**What is expected:** Complete, exact copies of all entries are needed.

**Data for this exercise:**
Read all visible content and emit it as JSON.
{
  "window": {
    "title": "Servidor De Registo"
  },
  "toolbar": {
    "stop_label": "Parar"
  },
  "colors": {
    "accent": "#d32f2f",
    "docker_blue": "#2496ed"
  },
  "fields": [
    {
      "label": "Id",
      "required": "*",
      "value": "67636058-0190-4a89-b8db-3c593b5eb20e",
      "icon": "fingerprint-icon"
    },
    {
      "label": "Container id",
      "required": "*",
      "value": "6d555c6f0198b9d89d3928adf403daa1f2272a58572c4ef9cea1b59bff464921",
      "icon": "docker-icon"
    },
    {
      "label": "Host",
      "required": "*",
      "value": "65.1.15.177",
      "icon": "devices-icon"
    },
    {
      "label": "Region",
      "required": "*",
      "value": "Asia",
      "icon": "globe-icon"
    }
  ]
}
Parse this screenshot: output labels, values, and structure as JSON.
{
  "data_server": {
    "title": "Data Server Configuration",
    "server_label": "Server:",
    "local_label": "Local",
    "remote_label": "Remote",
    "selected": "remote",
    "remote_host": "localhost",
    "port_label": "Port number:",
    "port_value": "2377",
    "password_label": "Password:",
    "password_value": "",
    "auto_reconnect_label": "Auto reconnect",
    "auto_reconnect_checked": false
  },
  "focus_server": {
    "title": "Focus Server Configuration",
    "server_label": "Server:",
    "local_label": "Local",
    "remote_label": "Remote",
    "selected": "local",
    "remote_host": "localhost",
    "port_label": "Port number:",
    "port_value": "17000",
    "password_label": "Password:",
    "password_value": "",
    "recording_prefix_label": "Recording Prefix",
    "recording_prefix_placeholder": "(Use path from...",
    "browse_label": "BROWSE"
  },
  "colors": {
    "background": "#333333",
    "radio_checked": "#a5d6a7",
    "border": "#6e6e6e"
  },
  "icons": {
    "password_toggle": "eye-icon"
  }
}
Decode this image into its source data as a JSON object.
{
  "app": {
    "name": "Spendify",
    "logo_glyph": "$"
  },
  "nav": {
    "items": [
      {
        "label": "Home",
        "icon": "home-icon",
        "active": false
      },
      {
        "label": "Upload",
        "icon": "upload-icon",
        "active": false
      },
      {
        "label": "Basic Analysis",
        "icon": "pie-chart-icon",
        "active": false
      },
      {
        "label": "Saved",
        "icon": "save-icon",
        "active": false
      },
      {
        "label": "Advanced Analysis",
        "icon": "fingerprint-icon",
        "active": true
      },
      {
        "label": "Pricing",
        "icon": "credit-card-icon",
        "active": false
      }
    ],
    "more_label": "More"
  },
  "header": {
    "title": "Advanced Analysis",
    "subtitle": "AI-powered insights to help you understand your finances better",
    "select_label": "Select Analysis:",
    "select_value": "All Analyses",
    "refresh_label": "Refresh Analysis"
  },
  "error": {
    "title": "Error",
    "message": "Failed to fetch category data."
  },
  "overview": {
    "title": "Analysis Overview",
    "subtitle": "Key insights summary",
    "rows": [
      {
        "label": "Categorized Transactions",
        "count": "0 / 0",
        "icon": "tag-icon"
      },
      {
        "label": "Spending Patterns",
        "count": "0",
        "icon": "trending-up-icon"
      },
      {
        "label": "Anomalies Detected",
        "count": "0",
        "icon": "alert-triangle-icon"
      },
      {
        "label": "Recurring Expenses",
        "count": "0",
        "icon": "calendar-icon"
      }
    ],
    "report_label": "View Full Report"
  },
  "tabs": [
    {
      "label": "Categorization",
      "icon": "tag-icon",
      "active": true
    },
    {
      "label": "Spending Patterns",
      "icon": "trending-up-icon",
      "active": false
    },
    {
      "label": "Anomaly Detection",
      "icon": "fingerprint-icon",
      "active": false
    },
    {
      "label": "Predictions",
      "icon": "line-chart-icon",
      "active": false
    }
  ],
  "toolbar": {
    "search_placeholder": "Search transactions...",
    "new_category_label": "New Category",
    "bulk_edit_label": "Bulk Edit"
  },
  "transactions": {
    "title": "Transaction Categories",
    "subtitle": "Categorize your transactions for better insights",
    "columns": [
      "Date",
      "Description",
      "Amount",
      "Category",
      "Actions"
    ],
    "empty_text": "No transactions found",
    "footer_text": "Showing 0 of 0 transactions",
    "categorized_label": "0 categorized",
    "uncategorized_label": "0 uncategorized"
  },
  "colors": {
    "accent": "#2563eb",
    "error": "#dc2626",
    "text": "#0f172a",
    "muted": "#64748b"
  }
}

**Output for this exercise:**
Read all visible content and emit it as JSON.
{
  "window": {
    "title": "Servidor De Registo"
  },
  "toolbar": {
    "stop_label": "Parar"
  },
  "colors": {
    "accent": "#d32f2f",
    "docker_blue": "#2496ed"
  },
  "fields": [
    {
      "label": "Id",
      "required": "*",
      "value": "67636058-0190-4a89-b8db-3c593b5eb20e",
      "icon": "fingerprint-icon"
    },
    {
      "label": "Container id",
      "required": "*",
      "value": "6d555c6f0198b9d89d3928adf403daa1f2272a58572c4ef9cea1b59bff464921",
      "icon": "docker-icon"
    },
    {
      "label": "Host",
      "required": "*",
      "value": "65.1.15.177",
      "icon": "devices-icon"
    },
    {
      "label": "Region",
      "required": "*",
      "value": "Asia",
      "icon": "globe-icon"
    }
  ]
}
Parse this screenshot: output labels, values, and structure as JSON.
{
  "data_server": {
    "title": "Data Server Configuration",
    "server_label": "Server:",
    "local_label": "Local",
    "remote_label": "Remote",
    "selected": "remote",
    "remote_host": "localhost",
    "port_label": "Port number:",
    "port_value": "2377",
    "password_label": "Password:",
    "password_value": "",
    "auto_reconnect_label": "Auto reconnect",
    "auto_reconnect_checked": false
  },
  "focus_server": {
    "title": "Focus Server Configuration",
    "server_label": "Server:",
    "local_label": "Local",
    "remote_label": "Remote",
    "selected": "local",
    "remote_host": "localhost",
    "port_label": "Port number:",
    "port_value": "17000",
    "password_label": "Password:",
    "password_value": "",
    "recording_prefix_label": "Recording Prefix",
    "recording_prefix_placeholder": "(Use path from...",
    "browse_label": "BROWSE"
  },
  "colors": {
    "background": "#333333",
    "radio_checked": "#a5d6a7",
    "border": "#6e6e6e"
  },
  "icons": {
    "password_toggle": "eye-icon"
  }
}
Decode this image into its source data as a JSON object.
{
  "app": {
    "name": "Spendify",
    "logo_glyph": "$"
  },
  "nav": {
    "items": [
      {
        "label": "Home",
        "icon": "home-icon",
        "active": false
      },
      {
        "label": "Upload",
        "icon": "upload-icon",
        "active": false
      },
      {
        "label": "Basic Analysis",
        "icon": "pie-chart-icon",
        "active": false
      },
      {
        "label": "Saved",
        "icon": "save-icon",
        "active": false
      },
      {
        "label": "Advanced Analysis",
        "icon": "fingerprint-icon",
        "active": true
      },
      {
        "label": "Pricing",
        "icon": "credit-card-icon",
        "active": false
      }
    ],
    "more_label": "More"
  },
  "header": {
    "title": "Advanced Analysis",
    "subtitle": "AI-powered insights to help you understand your finances better",
    "select_label": "Select Analysis:",
    "select_value": "All Analyses",
    "refresh_label": "Refresh Analysis"
  },
  "error": {
    "title": "Error",
    "message": "Failed to fetch category data."
  },
  "overview": {
    "title": "Analysis Overview",
    "subtitle": "Key insights summary",
    "rows": [
      {
        "label": "Categorized Transactions",
        "count": "0 / 0",
        "icon": "tag-icon"
      },
      {
        "label": "Spending Patterns",
        "count": "0",
        "icon": "trending-up-icon"
      },
      {
        "label": "Anomalies Detected",
        "count": "0",
        "icon": "alert-triangle-icon"
      },
      {
        "label": "Recurring Expenses",
        "count": "0",
        "icon": "calendar-icon"
      }
    ],
    "report_label": "View Full Report"
  },
  "tabs": [
    {
      "label": "Categorization",
      "icon": "tag-icon",
      "active": true
    },
    {
      "label": "Spending Patterns",
      "icon": "trending-up-icon",
      "active": false
    },
    {
      "label": "Anomaly Detection",
      "icon": "fingerprint-icon",
      "active": false
    },
    {
      "label": "Predictions",
      "icon": "line-chart-icon",
      "active": false
    }
  ],
  "toolbar": {
    "search_placeholder": "Search transactions...",
    "new_category_label": "New Category",
    "bulk_edit_label": "Bulk Edit"
  },
  "transactions": {
    "title": "Transaction Categories",
    "subtitle": "Categorize your transactions for better insights",
    "columns": [
      "Date",
      "Description",
      "Amount",
      "Category",
      "Actions"
    ],
    "empty_text": "No transactions found",
    "footer_text": "Showing 0 of 0 transactions",
    "categorized_label": "0 categorized",
    "uncategorized_label": "0 uncategorized"
  },
  "colors": {
    "accent": "#2563eb",
    "error": "#dc2626",
    "text": "#0f172a",
    "muted": "#64748b"
  }
}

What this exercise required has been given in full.